• [Provided data]
↓↓↓

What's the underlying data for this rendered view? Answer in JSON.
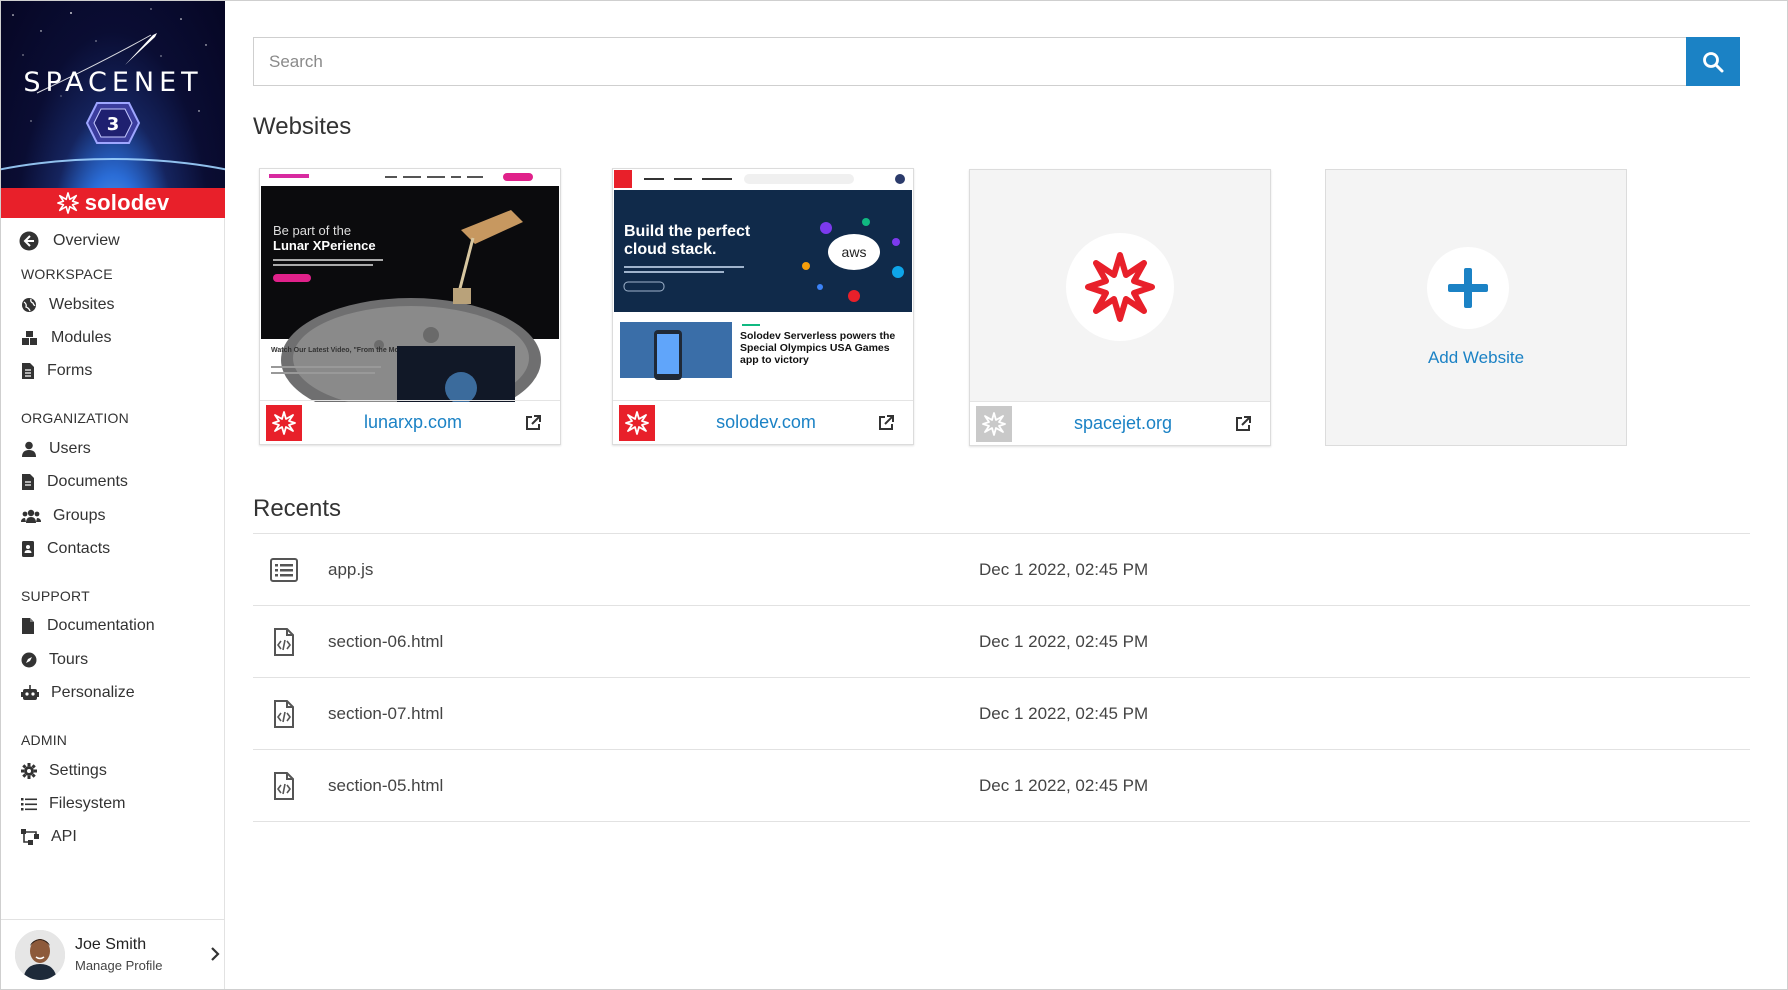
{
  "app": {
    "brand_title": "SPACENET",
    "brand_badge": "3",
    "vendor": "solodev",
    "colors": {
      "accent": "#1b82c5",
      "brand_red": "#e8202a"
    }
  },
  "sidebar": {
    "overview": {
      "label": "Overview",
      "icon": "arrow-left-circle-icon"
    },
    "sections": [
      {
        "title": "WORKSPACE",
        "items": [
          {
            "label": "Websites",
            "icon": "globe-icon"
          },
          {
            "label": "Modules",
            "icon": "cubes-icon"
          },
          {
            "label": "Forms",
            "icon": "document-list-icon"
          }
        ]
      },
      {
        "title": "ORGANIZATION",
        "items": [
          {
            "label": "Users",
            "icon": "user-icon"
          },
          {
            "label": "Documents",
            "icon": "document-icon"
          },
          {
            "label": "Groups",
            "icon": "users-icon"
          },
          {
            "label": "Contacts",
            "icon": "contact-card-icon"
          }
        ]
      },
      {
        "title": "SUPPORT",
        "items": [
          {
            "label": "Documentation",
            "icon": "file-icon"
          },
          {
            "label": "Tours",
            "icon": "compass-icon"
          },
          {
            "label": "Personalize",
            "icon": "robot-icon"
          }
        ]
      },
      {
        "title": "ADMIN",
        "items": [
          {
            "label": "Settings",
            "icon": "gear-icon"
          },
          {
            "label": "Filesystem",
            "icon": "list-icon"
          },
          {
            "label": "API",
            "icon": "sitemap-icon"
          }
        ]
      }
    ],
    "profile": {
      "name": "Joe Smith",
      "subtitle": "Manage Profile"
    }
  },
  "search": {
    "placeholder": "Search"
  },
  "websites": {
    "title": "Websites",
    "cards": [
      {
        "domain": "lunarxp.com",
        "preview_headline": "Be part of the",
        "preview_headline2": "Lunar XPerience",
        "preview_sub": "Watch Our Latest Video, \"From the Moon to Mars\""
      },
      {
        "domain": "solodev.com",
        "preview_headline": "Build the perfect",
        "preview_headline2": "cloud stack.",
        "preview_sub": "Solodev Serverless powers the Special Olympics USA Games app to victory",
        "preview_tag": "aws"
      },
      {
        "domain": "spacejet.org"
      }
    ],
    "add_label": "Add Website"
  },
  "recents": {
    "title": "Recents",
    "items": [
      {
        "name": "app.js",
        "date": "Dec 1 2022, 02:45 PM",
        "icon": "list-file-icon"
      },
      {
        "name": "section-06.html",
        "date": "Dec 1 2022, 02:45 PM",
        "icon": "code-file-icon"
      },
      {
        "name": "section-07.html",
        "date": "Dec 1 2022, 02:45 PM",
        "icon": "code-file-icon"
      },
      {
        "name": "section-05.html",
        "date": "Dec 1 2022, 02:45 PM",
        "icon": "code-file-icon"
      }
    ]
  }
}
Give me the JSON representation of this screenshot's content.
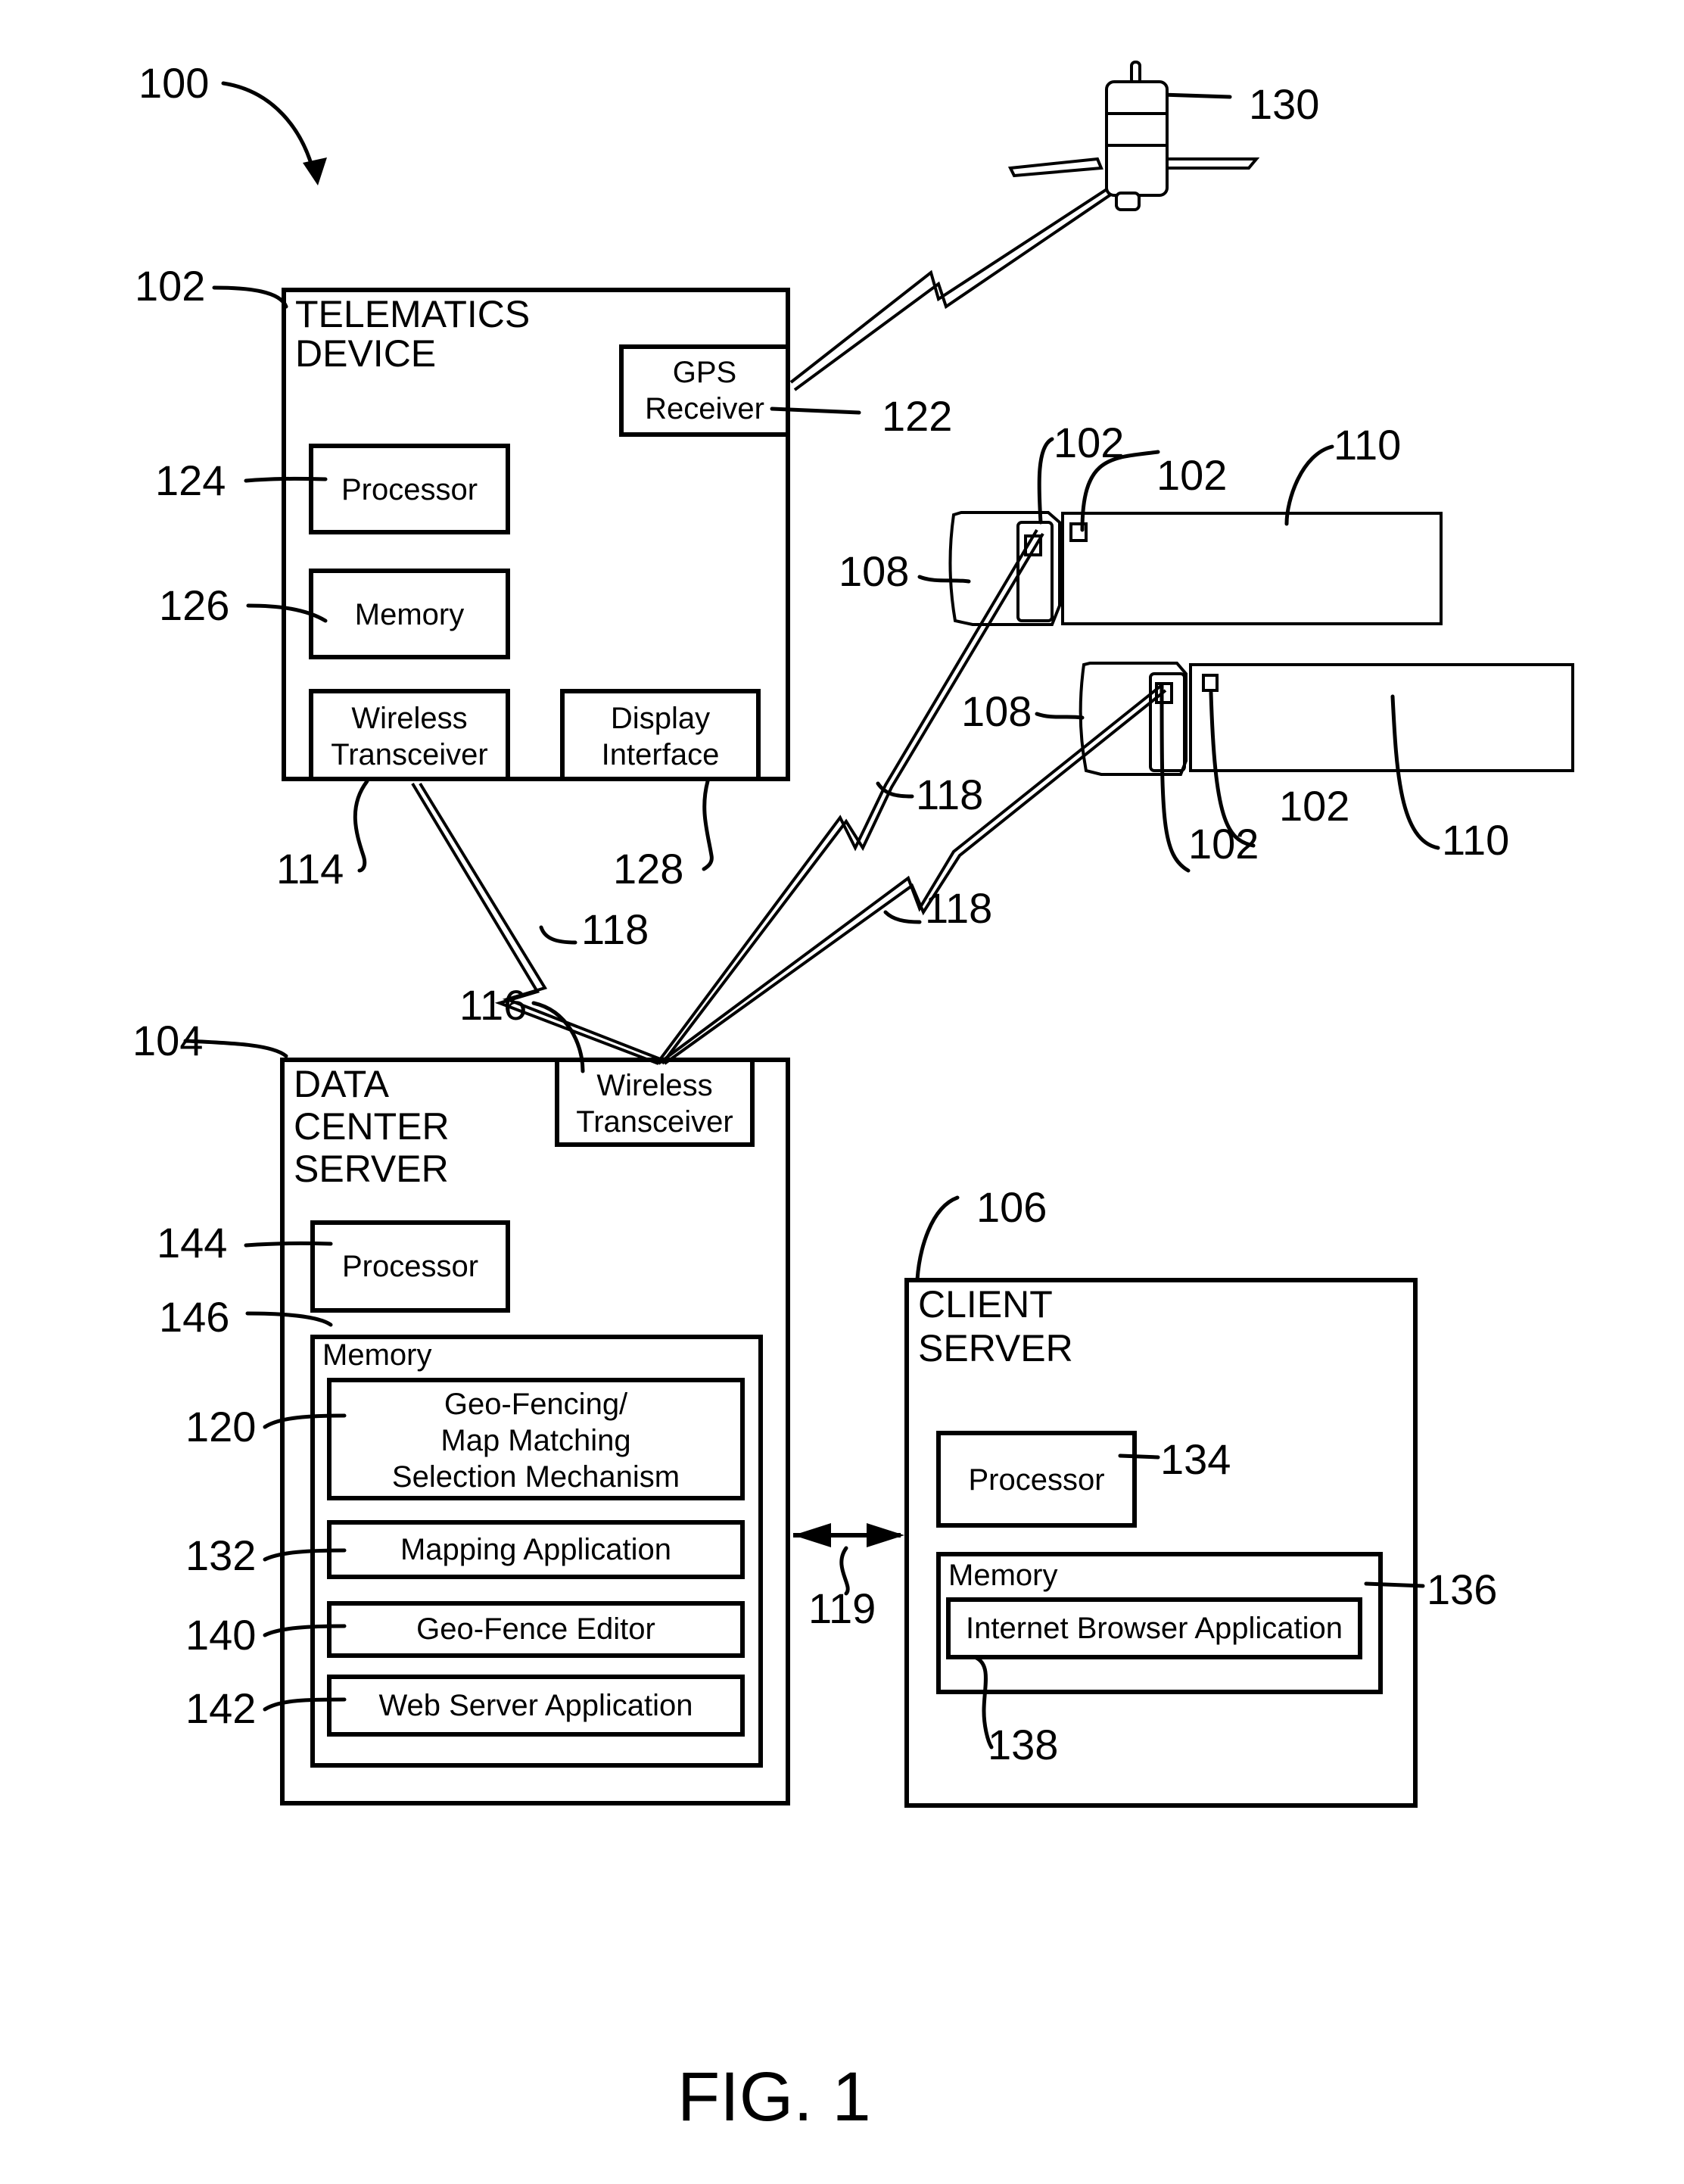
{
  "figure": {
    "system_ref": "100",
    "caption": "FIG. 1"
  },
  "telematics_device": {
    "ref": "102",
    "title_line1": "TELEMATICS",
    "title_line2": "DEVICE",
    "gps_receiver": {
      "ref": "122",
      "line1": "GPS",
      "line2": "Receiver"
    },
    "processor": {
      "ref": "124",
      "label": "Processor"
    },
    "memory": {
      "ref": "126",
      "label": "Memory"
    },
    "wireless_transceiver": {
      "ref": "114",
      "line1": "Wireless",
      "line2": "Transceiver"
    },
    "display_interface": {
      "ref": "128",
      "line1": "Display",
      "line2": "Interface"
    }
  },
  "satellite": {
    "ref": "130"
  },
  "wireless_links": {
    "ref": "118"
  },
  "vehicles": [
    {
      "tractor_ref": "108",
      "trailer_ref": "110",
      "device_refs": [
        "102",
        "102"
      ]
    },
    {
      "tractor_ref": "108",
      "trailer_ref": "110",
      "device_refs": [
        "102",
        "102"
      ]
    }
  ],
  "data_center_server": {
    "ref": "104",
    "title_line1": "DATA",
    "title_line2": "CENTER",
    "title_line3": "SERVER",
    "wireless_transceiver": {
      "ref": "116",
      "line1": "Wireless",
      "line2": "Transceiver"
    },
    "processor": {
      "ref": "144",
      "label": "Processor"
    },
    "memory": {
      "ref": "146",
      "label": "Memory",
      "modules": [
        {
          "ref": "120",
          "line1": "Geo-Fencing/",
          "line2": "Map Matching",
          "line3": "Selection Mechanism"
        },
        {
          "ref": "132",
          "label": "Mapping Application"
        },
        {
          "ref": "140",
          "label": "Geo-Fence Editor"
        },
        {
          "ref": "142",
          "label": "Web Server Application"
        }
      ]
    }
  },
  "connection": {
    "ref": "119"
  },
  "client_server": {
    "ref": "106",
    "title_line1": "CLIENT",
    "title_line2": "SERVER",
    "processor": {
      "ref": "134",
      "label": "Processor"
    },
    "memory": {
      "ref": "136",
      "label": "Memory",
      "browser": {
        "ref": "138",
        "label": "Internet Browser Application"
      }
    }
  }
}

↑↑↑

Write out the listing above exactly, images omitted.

What's the underlying data for this rendered view? Answer in JSON.
{
  "app": {
    "brand_title": "SPACENET",
    "brand_badge": "3",
    "vendor": "solodev",
    "colors": {
      "accent": "#1b82c5",
      "brand_red": "#e8202a"
    }
  },
  "sidebar": {
    "overview": {
      "label": "Overview",
      "icon": "arrow-left-circle-icon"
    },
    "sections": [
      {
        "title": "WORKSPACE",
        "items": [
          {
            "label": "Websites",
            "icon": "globe-icon"
          },
          {
            "label": "Modules",
            "icon": "cubes-icon"
          },
          {
            "label": "Forms",
            "icon": "document-list-icon"
          }
        ]
      },
      {
        "title": "ORGANIZATION",
        "items": [
          {
            "label": "Users",
            "icon": "user-icon"
          },
          {
            "label": "Documents",
            "icon": "document-icon"
          },
          {
            "label": "Groups",
            "icon": "users-icon"
          },
          {
            "label": "Contacts",
            "icon": "contact-card-icon"
          }
        ]
      },
      {
        "title": "SUPPORT",
        "items": [
          {
            "label": "Documentation",
            "icon": "file-icon"
          },
          {
            "label": "Tours",
            "icon": "compass-icon"
          },
          {
            "label": "Personalize",
            "icon": "robot-icon"
          }
        ]
      },
      {
        "title": "ADMIN",
        "items": [
          {
            "label": "Settings",
            "icon": "gear-icon"
          },
          {
            "label": "Filesystem",
            "icon": "list-icon"
          },
          {
            "label": "API",
            "icon": "sitemap-icon"
          }
        ]
      }
    ],
    "profile": {
      "name": "Joe Smith",
      "subtitle": "Manage Profile"
    }
  },
  "search": {
    "placeholder": "Search"
  },
  "websites": {
    "title": "Websites",
    "cards": [
      {
        "domain": "lunarxp.com",
        "preview_headline": "Be part of the",
        "preview_headline2": "Lunar XPerience",
        "preview_sub": "Watch Our Latest Video, \"From the Moon to Mars\""
      },
      {
        "domain": "solodev.com",
        "preview_headline": "Build the perfect",
        "preview_headline2": "cloud stack.",
        "preview_sub": "Solodev Serverless powers the Special Olympics USA Games app to victory",
        "preview_tag": "aws"
      },
      {
        "domain": "spacejet.org"
      }
    ],
    "add_label": "Add Website"
  },
  "recents": {
    "title": "Recents",
    "items": [
      {
        "name": "app.js",
        "date": "Dec 1 2022, 02:45 PM",
        "icon": "list-file-icon"
      },
      {
        "name": "section-06.html",
        "date": "Dec 1 2022, 02:45 PM",
        "icon": "code-file-icon"
      },
      {
        "name": "section-07.html",
        "date": "Dec 1 2022, 02:45 PM",
        "icon": "code-file-icon"
      },
      {
        "name": "section-05.html",
        "date": "Dec 1 2022, 02:45 PM",
        "icon": "code-file-icon"
      }
    ]
  }
}
Give me the JSON representation of this screenshot's content.
{
  "figure": {
    "system_ref": "100",
    "caption": "FIG. 1"
  },
  "telematics_device": {
    "ref": "102",
    "title_line1": "TELEMATICS",
    "title_line2": "DEVICE",
    "gps_receiver": {
      "ref": "122",
      "line1": "GPS",
      "line2": "Receiver"
    },
    "processor": {
      "ref": "124",
      "label": "Processor"
    },
    "memory": {
      "ref": "126",
      "label": "Memory"
    },
    "wireless_transceiver": {
      "ref": "114",
      "line1": "Wireless",
      "line2": "Transceiver"
    },
    "display_interface": {
      "ref": "128",
      "line1": "Display",
      "line2": "Interface"
    }
  },
  "satellite": {
    "ref": "130"
  },
  "wireless_links": {
    "ref": "118"
  },
  "vehicles": [
    {
      "tractor_ref": "108",
      "trailer_ref": "110",
      "device_refs": [
        "102",
        "102"
      ]
    },
    {
      "tractor_ref": "108",
      "trailer_ref": "110",
      "device_refs": [
        "102",
        "102"
      ]
    }
  ],
  "data_center_server": {
    "ref": "104",
    "title_line1": "DATA",
    "title_line2": "CENTER",
    "title_line3": "SERVER",
    "wireless_transceiver": {
      "ref": "116",
      "line1": "Wireless",
      "line2": "Transceiver"
    },
    "processor": {
      "ref": "144",
      "label": "Processor"
    },
    "memory": {
      "ref": "146",
      "label": "Memory",
      "modules": [
        {
          "ref": "120",
          "line1": "Geo-Fencing/",
          "line2": "Map Matching",
          "line3": "Selection Mechanism"
        },
        {
          "ref": "132",
          "label": "Mapping Application"
        },
        {
          "ref": "140",
          "label": "Geo-Fence Editor"
        },
        {
          "ref": "142",
          "label": "Web Server Application"
        }
      ]
    }
  },
  "connection": {
    "ref": "119"
  },
  "client_server": {
    "ref": "106",
    "title_line1": "CLIENT",
    "title_line2": "SERVER",
    "processor": {
      "ref": "134",
      "label": "Processor"
    },
    "memory": {
      "ref": "136",
      "label": "Memory",
      "browser": {
        "ref": "138",
        "label": "Internet Browser Application"
      }
    }
  }
}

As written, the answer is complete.